WORK TO COMPLETE => Copy out, from the data, each line containing the string "Start".

SOURCE RECORDS =>
• • •

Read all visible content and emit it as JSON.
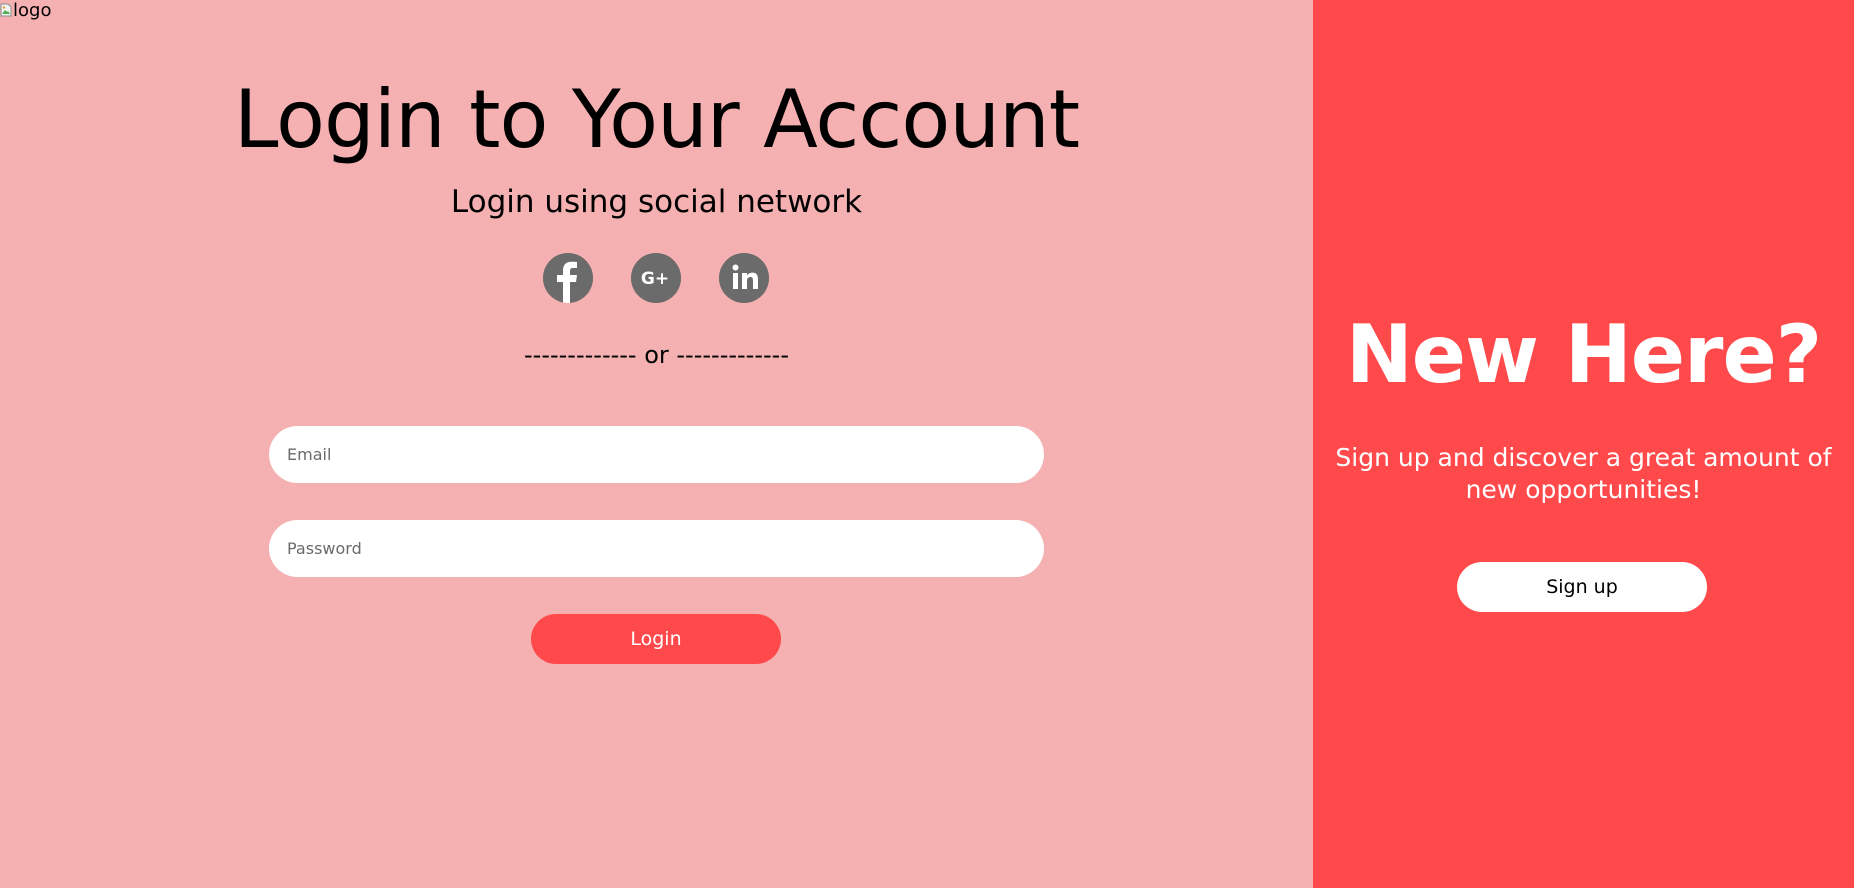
{
  "logo": {
    "alt_text": "logo"
  },
  "login": {
    "title": "Login to Your Account",
    "subtitle": "Login using social network",
    "social": [
      {
        "name": "facebook-icon",
        "color": "#6b6b6b"
      },
      {
        "name": "google-plus-icon",
        "color": "#6b6b6b"
      },
      {
        "name": "linkedin-icon",
        "color": "#6b6b6b"
      }
    ],
    "divider": "------------- or -------------",
    "email_placeholder": "Email",
    "password_placeholder": "Password",
    "login_label": "Login"
  },
  "signup": {
    "title": "New Here?",
    "text": "Sign up and discover a great amount of new opportunities!",
    "button_label": "Sign up"
  },
  "colors": {
    "left_bg": "#f5b1b2",
    "right_bg": "#ff494b",
    "accent": "#ff494b",
    "icon_gray": "#6b6b6b"
  }
}
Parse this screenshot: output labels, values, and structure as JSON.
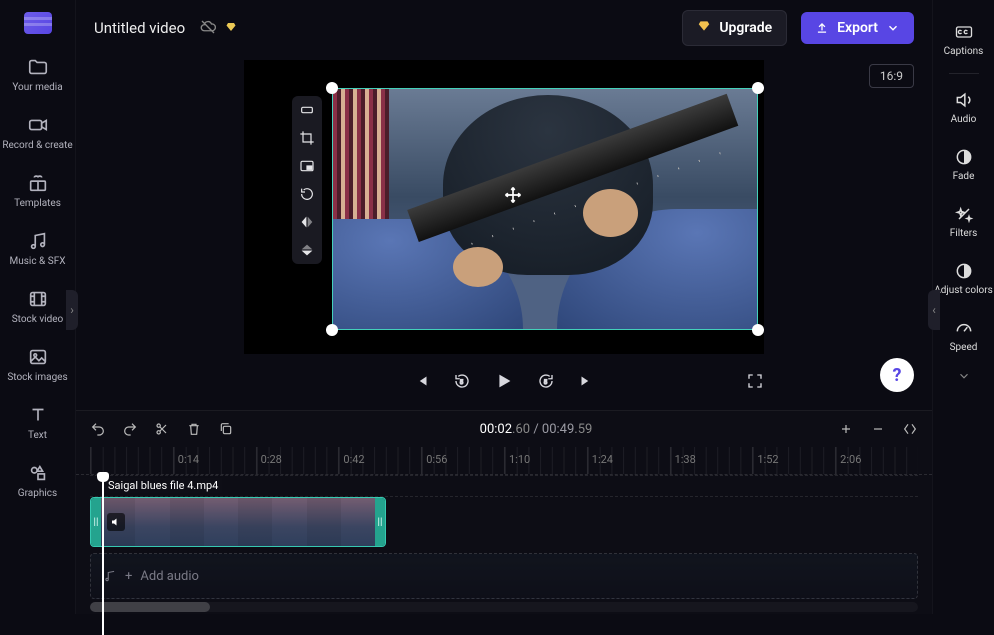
{
  "titlebar": {
    "video_title": "Untitled video"
  },
  "topbar": {
    "upgrade_label": "Upgrade",
    "export_label": "Export"
  },
  "ratio": {
    "label": "16:9"
  },
  "left_sidebar": {
    "items": [
      {
        "label": "Your media"
      },
      {
        "label": "Record & create"
      },
      {
        "label": "Templates"
      },
      {
        "label": "Music & SFX"
      },
      {
        "label": "Stock video"
      },
      {
        "label": "Stock images"
      },
      {
        "label": "Text"
      },
      {
        "label": "Graphics"
      }
    ]
  },
  "right_sidebar": {
    "items": [
      {
        "label": "Captions"
      },
      {
        "label": "Audio"
      },
      {
        "label": "Fade"
      },
      {
        "label": "Filters"
      },
      {
        "label": "Adjust colors"
      },
      {
        "label": "Speed"
      }
    ]
  },
  "playback": {
    "current_whole": "00:02",
    "current_frac": ".60",
    "duration_whole": "00:49",
    "duration_frac": ".59"
  },
  "ruler": {
    "marks": [
      "",
      "0:14",
      "0:28",
      "0:42",
      "0:56",
      "1:10",
      "1:24",
      "1:38",
      "1:52",
      "2:06"
    ]
  },
  "clip": {
    "filename": "Saigal blues file 4.mp4"
  },
  "audio_row": {
    "label": "Add audio"
  }
}
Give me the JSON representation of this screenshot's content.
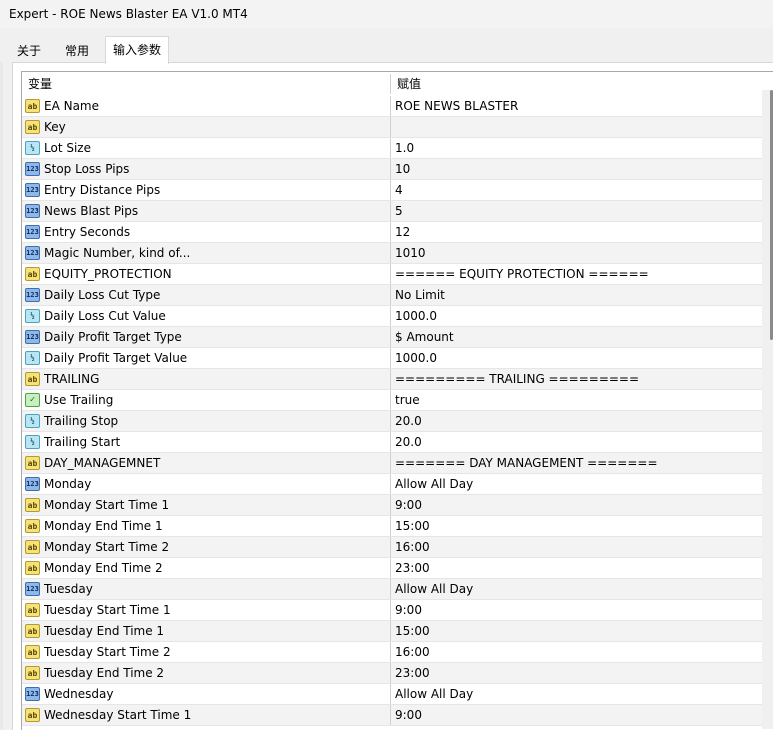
{
  "window": {
    "title": "Expert - ROE News Blaster EA V1.0 MT4"
  },
  "tabs": [
    {
      "label": "关于",
      "active": false
    },
    {
      "label": "常用",
      "active": false
    },
    {
      "label": "输入参数",
      "active": true
    }
  ],
  "table": {
    "headers": {
      "variable": "变量",
      "value": "赋值"
    },
    "rows": [
      {
        "type": "ab",
        "icon": "string-icon",
        "name": "EA Name",
        "value": "ROE NEWS BLASTER"
      },
      {
        "type": "ab",
        "icon": "string-icon",
        "name": "Key",
        "value": ""
      },
      {
        "type": "dbl",
        "icon": "double-icon",
        "name": "Lot Size",
        "value": "1.0"
      },
      {
        "type": "num",
        "icon": "integer-icon",
        "name": "Stop Loss Pips",
        "value": "10"
      },
      {
        "type": "num",
        "icon": "integer-icon",
        "name": "Entry Distance Pips",
        "value": "4"
      },
      {
        "type": "num",
        "icon": "integer-icon",
        "name": "News Blast Pips",
        "value": "5"
      },
      {
        "type": "num",
        "icon": "integer-icon",
        "name": "Entry Seconds",
        "value": "12"
      },
      {
        "type": "num",
        "icon": "integer-icon",
        "name": "Magic Number, kind of...",
        "value": "1010"
      },
      {
        "type": "ab",
        "icon": "string-icon",
        "name": "EQUITY_PROTECTION",
        "value": "====== EQUITY PROTECTION ======"
      },
      {
        "type": "num",
        "icon": "integer-icon",
        "name": "Daily Loss Cut Type",
        "value": "No Limit"
      },
      {
        "type": "dbl",
        "icon": "double-icon",
        "name": "Daily Loss Cut Value",
        "value": "1000.0"
      },
      {
        "type": "num",
        "icon": "integer-icon",
        "name": "Daily Profit Target Type",
        "value": "$ Amount"
      },
      {
        "type": "dbl",
        "icon": "double-icon",
        "name": "Daily Profit Target Value",
        "value": "1000.0"
      },
      {
        "type": "ab",
        "icon": "string-icon",
        "name": "TRAILING",
        "value": "========= TRAILING ========="
      },
      {
        "type": "bool",
        "icon": "bool-icon",
        "name": "Use Trailing",
        "value": "true"
      },
      {
        "type": "dbl",
        "icon": "double-icon",
        "name": "Trailing Stop",
        "value": "20.0"
      },
      {
        "type": "dbl",
        "icon": "double-icon",
        "name": "Trailing Start",
        "value": "20.0"
      },
      {
        "type": "ab",
        "icon": "string-icon",
        "name": "DAY_MANAGEMNET",
        "value": "======= DAY MANAGEMENT ======="
      },
      {
        "type": "num",
        "icon": "integer-icon",
        "name": "Monday",
        "value": "Allow All Day"
      },
      {
        "type": "ab",
        "icon": "string-icon",
        "name": "Monday Start Time 1",
        "value": "9:00"
      },
      {
        "type": "ab",
        "icon": "string-icon",
        "name": "Monday End Time 1",
        "value": "15:00"
      },
      {
        "type": "ab",
        "icon": "string-icon",
        "name": "Monday Start Time 2",
        "value": "16:00"
      },
      {
        "type": "ab",
        "icon": "string-icon",
        "name": "Monday End Time 2",
        "value": "23:00"
      },
      {
        "type": "num",
        "icon": "integer-icon",
        "name": "Tuesday",
        "value": "Allow All Day"
      },
      {
        "type": "ab",
        "icon": "string-icon",
        "name": "Tuesday Start Time 1",
        "value": "9:00"
      },
      {
        "type": "ab",
        "icon": "string-icon",
        "name": "Tuesday End Time 1",
        "value": "15:00"
      },
      {
        "type": "ab",
        "icon": "string-icon",
        "name": "Tuesday Start Time 2",
        "value": "16:00"
      },
      {
        "type": "ab",
        "icon": "string-icon",
        "name": "Tuesday End Time 2",
        "value": "23:00"
      },
      {
        "type": "num",
        "icon": "integer-icon",
        "name": "Wednesday",
        "value": "Allow All Day"
      },
      {
        "type": "ab",
        "icon": "string-icon",
        "name": "Wednesday Start Time 1",
        "value": "9:00"
      }
    ]
  }
}
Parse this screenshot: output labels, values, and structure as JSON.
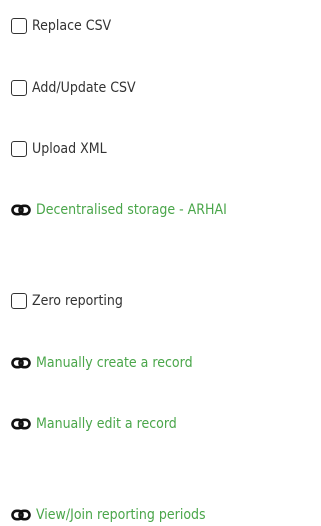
{
  "options": [
    {
      "label": "Replace CSV",
      "kind": "checkbox",
      "checked": false,
      "icon": "checkbox-icon"
    },
    {
      "label": "Add/Update CSV",
      "kind": "checkbox",
      "checked": false,
      "icon": "checkbox-icon"
    },
    {
      "label": "Upload XML",
      "kind": "checkbox",
      "checked": false,
      "icon": "checkbox-icon"
    },
    {
      "label": "Decentralised storage - ARHAI",
      "kind": "link",
      "icon": "link-icon"
    },
    {
      "label": "Zero reporting",
      "kind": "checkbox",
      "checked": false,
      "icon": "checkbox-icon"
    },
    {
      "label": "Manually create a record",
      "kind": "link",
      "icon": "link-icon"
    },
    {
      "label": "Manually edit a record",
      "kind": "link",
      "icon": "link-icon"
    },
    {
      "label": "View/Join reporting periods",
      "kind": "link",
      "icon": "link-icon"
    }
  ],
  "colors": {
    "text": "#333333",
    "link": "#4aa64a",
    "icon": "#111111"
  }
}
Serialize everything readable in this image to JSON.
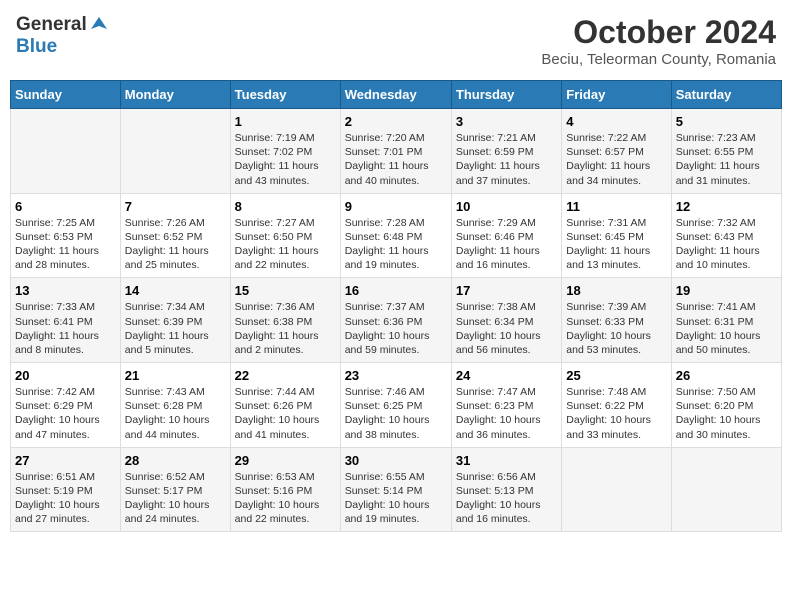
{
  "logo": {
    "general": "General",
    "blue": "Blue"
  },
  "title": "October 2024",
  "subtitle": "Beciu, Teleorman County, Romania",
  "days_of_week": [
    "Sunday",
    "Monday",
    "Tuesday",
    "Wednesday",
    "Thursday",
    "Friday",
    "Saturday"
  ],
  "weeks": [
    [
      {
        "day": "",
        "info": ""
      },
      {
        "day": "",
        "info": ""
      },
      {
        "day": "1",
        "info": "Sunrise: 7:19 AM\nSunset: 7:02 PM\nDaylight: 11 hours and 43 minutes."
      },
      {
        "day": "2",
        "info": "Sunrise: 7:20 AM\nSunset: 7:01 PM\nDaylight: 11 hours and 40 minutes."
      },
      {
        "day": "3",
        "info": "Sunrise: 7:21 AM\nSunset: 6:59 PM\nDaylight: 11 hours and 37 minutes."
      },
      {
        "day": "4",
        "info": "Sunrise: 7:22 AM\nSunset: 6:57 PM\nDaylight: 11 hours and 34 minutes."
      },
      {
        "day": "5",
        "info": "Sunrise: 7:23 AM\nSunset: 6:55 PM\nDaylight: 11 hours and 31 minutes."
      }
    ],
    [
      {
        "day": "6",
        "info": "Sunrise: 7:25 AM\nSunset: 6:53 PM\nDaylight: 11 hours and 28 minutes."
      },
      {
        "day": "7",
        "info": "Sunrise: 7:26 AM\nSunset: 6:52 PM\nDaylight: 11 hours and 25 minutes."
      },
      {
        "day": "8",
        "info": "Sunrise: 7:27 AM\nSunset: 6:50 PM\nDaylight: 11 hours and 22 minutes."
      },
      {
        "day": "9",
        "info": "Sunrise: 7:28 AM\nSunset: 6:48 PM\nDaylight: 11 hours and 19 minutes."
      },
      {
        "day": "10",
        "info": "Sunrise: 7:29 AM\nSunset: 6:46 PM\nDaylight: 11 hours and 16 minutes."
      },
      {
        "day": "11",
        "info": "Sunrise: 7:31 AM\nSunset: 6:45 PM\nDaylight: 11 hours and 13 minutes."
      },
      {
        "day": "12",
        "info": "Sunrise: 7:32 AM\nSunset: 6:43 PM\nDaylight: 11 hours and 10 minutes."
      }
    ],
    [
      {
        "day": "13",
        "info": "Sunrise: 7:33 AM\nSunset: 6:41 PM\nDaylight: 11 hours and 8 minutes."
      },
      {
        "day": "14",
        "info": "Sunrise: 7:34 AM\nSunset: 6:39 PM\nDaylight: 11 hours and 5 minutes."
      },
      {
        "day": "15",
        "info": "Sunrise: 7:36 AM\nSunset: 6:38 PM\nDaylight: 11 hours and 2 minutes."
      },
      {
        "day": "16",
        "info": "Sunrise: 7:37 AM\nSunset: 6:36 PM\nDaylight: 10 hours and 59 minutes."
      },
      {
        "day": "17",
        "info": "Sunrise: 7:38 AM\nSunset: 6:34 PM\nDaylight: 10 hours and 56 minutes."
      },
      {
        "day": "18",
        "info": "Sunrise: 7:39 AM\nSunset: 6:33 PM\nDaylight: 10 hours and 53 minutes."
      },
      {
        "day": "19",
        "info": "Sunrise: 7:41 AM\nSunset: 6:31 PM\nDaylight: 10 hours and 50 minutes."
      }
    ],
    [
      {
        "day": "20",
        "info": "Sunrise: 7:42 AM\nSunset: 6:29 PM\nDaylight: 10 hours and 47 minutes."
      },
      {
        "day": "21",
        "info": "Sunrise: 7:43 AM\nSunset: 6:28 PM\nDaylight: 10 hours and 44 minutes."
      },
      {
        "day": "22",
        "info": "Sunrise: 7:44 AM\nSunset: 6:26 PM\nDaylight: 10 hours and 41 minutes."
      },
      {
        "day": "23",
        "info": "Sunrise: 7:46 AM\nSunset: 6:25 PM\nDaylight: 10 hours and 38 minutes."
      },
      {
        "day": "24",
        "info": "Sunrise: 7:47 AM\nSunset: 6:23 PM\nDaylight: 10 hours and 36 minutes."
      },
      {
        "day": "25",
        "info": "Sunrise: 7:48 AM\nSunset: 6:22 PM\nDaylight: 10 hours and 33 minutes."
      },
      {
        "day": "26",
        "info": "Sunrise: 7:50 AM\nSunset: 6:20 PM\nDaylight: 10 hours and 30 minutes."
      }
    ],
    [
      {
        "day": "27",
        "info": "Sunrise: 6:51 AM\nSunset: 5:19 PM\nDaylight: 10 hours and 27 minutes."
      },
      {
        "day": "28",
        "info": "Sunrise: 6:52 AM\nSunset: 5:17 PM\nDaylight: 10 hours and 24 minutes."
      },
      {
        "day": "29",
        "info": "Sunrise: 6:53 AM\nSunset: 5:16 PM\nDaylight: 10 hours and 22 minutes."
      },
      {
        "day": "30",
        "info": "Sunrise: 6:55 AM\nSunset: 5:14 PM\nDaylight: 10 hours and 19 minutes."
      },
      {
        "day": "31",
        "info": "Sunrise: 6:56 AM\nSunset: 5:13 PM\nDaylight: 10 hours and 16 minutes."
      },
      {
        "day": "",
        "info": ""
      },
      {
        "day": "",
        "info": ""
      }
    ]
  ]
}
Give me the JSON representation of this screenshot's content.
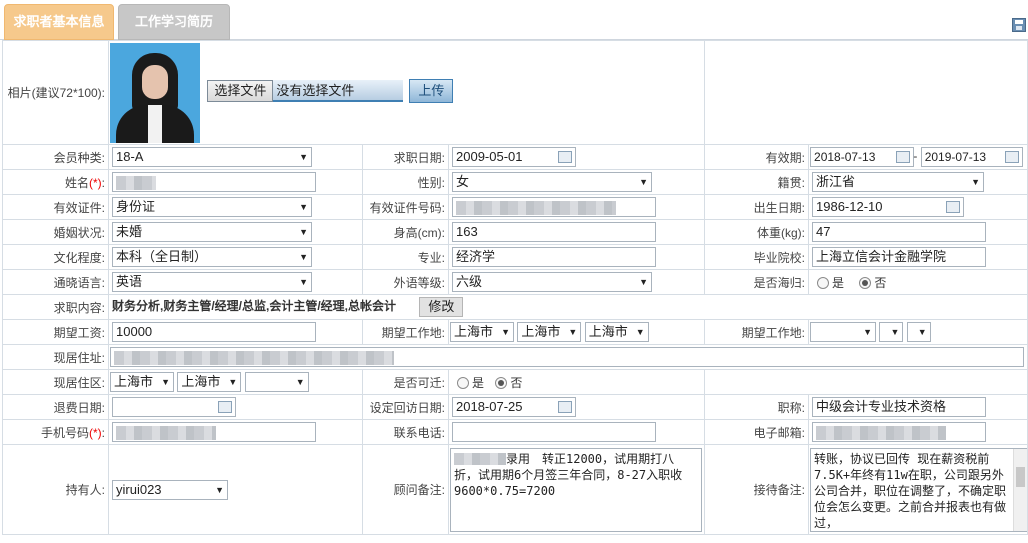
{
  "tabs": {
    "basic": "求职者基本信息",
    "history": "工作学习简历"
  },
  "photo": {
    "label": "相片(建议72*100):",
    "choose_btn": "选择文件",
    "no_file": "没有选择文件",
    "upload_btn": "上传"
  },
  "member_type": {
    "label": "会员种类:",
    "value": "18-A"
  },
  "apply_date": {
    "label": "求职日期:",
    "value": "2009-05-01"
  },
  "valid_period": {
    "label": "有效期:",
    "from": "2018-07-13",
    "sep": "-",
    "to": "2019-07-13"
  },
  "name": {
    "label": "姓名",
    "req": "(*)",
    "colon": ":"
  },
  "gender": {
    "label": "性别:",
    "value": "女"
  },
  "hometown": {
    "label": "籍贯:",
    "value": "浙江省"
  },
  "id_type": {
    "label": "有效证件:",
    "value": "身份证"
  },
  "id_no": {
    "label": "有效证件号码:"
  },
  "birth": {
    "label": "出生日期:",
    "value": "1986-12-10"
  },
  "marriage": {
    "label": "婚姻状况:",
    "value": "未婚"
  },
  "height": {
    "label": "身高(cm):",
    "value": "163"
  },
  "weight": {
    "label": "体重(kg):",
    "value": "47"
  },
  "education": {
    "label": "文化程度:",
    "value": "本科（全日制）"
  },
  "major": {
    "label": "专业:",
    "value": "经济学"
  },
  "school": {
    "label": "毕业院校:",
    "value": "上海立信会计金融学院"
  },
  "language": {
    "label": "通晓语言:",
    "value": "英语"
  },
  "lang_level": {
    "label": "外语等级:",
    "value": "六级"
  },
  "returnee": {
    "label": "是否海归:",
    "yes": "是",
    "no": "否"
  },
  "job_content": {
    "label": "求职内容:",
    "value": "财务分析,财务主管/经理/总监,会计主管/经理,总帐会计",
    "modify_btn": "修改"
  },
  "salary": {
    "label": "期望工资:",
    "value": "10000"
  },
  "work_place": {
    "label": "期望工作地:",
    "p1": "上海市",
    "p2": "上海市",
    "p3": "上海市"
  },
  "work_place2": {
    "label": "期望工作地:"
  },
  "address": {
    "label": "现居住址:"
  },
  "district": {
    "label": "现居住区:",
    "p1": "上海市",
    "p2": "上海市"
  },
  "relocate": {
    "label": "是否可迁:",
    "yes": "是",
    "no": "否"
  },
  "refund_date": {
    "label": "退费日期:"
  },
  "visit_date": {
    "label": "设定回访日期:",
    "value": "2018-07-25"
  },
  "title": {
    "label": "职称:",
    "value": "中级会计专业技术资格"
  },
  "mobile": {
    "label": "手机号码",
    "req": "(*)",
    "colon": ":"
  },
  "phone": {
    "label": "联系电话:"
  },
  "email": {
    "label": "电子邮箱:"
  },
  "holder": {
    "label": "持有人:",
    "value": "yirui023"
  },
  "consultant_note": {
    "label": "顾问备注:",
    "text": "录用　转正12000，试用期打八折，试用期6个月签三年合同，8-27入职收9600*0.75=7200"
  },
  "reception_note": {
    "label": "接待备注:",
    "text": "转账，协议已回传 现在薪资税前7.5K+年终有11w在职，公司跟另外公司合并，职位在调整了，不确定职位会怎么变更。之前合并报表也有做过，"
  }
}
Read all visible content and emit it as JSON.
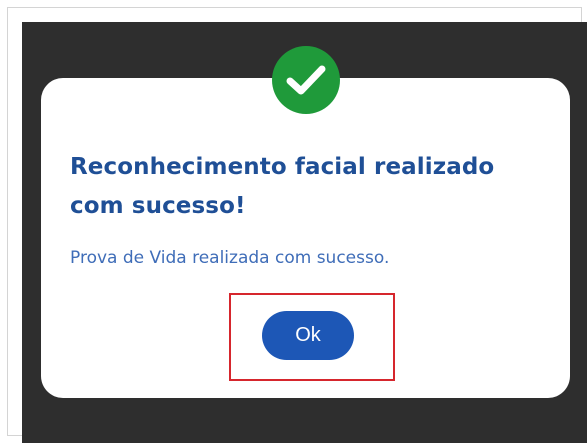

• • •

REPLY TO THE EXERCISE =>
        "name": "Trailing Start",
        "name": "Monday Start Time 1",
        "name": "Monday Start Time 2",
        "name": "Tuesday Start Time 1",
        "name": "Tuesday Start Time 2",
        "name": "Wednesday Start Time 1",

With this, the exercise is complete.